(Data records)
·····

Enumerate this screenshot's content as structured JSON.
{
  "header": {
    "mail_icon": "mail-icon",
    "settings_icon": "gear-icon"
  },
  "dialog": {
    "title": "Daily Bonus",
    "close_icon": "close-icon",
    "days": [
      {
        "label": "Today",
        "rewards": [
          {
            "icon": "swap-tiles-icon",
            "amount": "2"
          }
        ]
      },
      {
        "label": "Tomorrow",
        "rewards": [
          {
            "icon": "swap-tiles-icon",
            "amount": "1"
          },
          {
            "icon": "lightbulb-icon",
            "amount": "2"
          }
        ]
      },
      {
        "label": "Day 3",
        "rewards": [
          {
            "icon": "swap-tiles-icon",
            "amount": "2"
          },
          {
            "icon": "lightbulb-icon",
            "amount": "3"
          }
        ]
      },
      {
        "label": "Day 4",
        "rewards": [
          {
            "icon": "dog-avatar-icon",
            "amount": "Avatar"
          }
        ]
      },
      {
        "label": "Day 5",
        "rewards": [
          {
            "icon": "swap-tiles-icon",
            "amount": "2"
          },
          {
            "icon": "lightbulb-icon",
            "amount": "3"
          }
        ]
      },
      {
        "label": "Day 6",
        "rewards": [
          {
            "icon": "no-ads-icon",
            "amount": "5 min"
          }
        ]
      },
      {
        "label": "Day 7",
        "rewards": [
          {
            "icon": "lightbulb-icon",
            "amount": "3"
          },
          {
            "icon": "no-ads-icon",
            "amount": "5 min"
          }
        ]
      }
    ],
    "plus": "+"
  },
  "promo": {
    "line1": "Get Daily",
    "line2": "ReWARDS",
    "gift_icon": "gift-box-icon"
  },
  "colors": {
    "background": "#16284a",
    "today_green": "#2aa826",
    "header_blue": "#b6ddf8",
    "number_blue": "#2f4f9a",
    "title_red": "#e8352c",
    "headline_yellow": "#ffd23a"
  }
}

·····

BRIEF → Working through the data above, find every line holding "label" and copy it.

SOLUTION TO THE EXERCISE →
        "label": "Today",
        "label": "Tomorrow",
        "label": "Day 3",
        "label": "Day 4",
        "label": "Day 5",
        "label": "Day 6",
        "label": "Day 7",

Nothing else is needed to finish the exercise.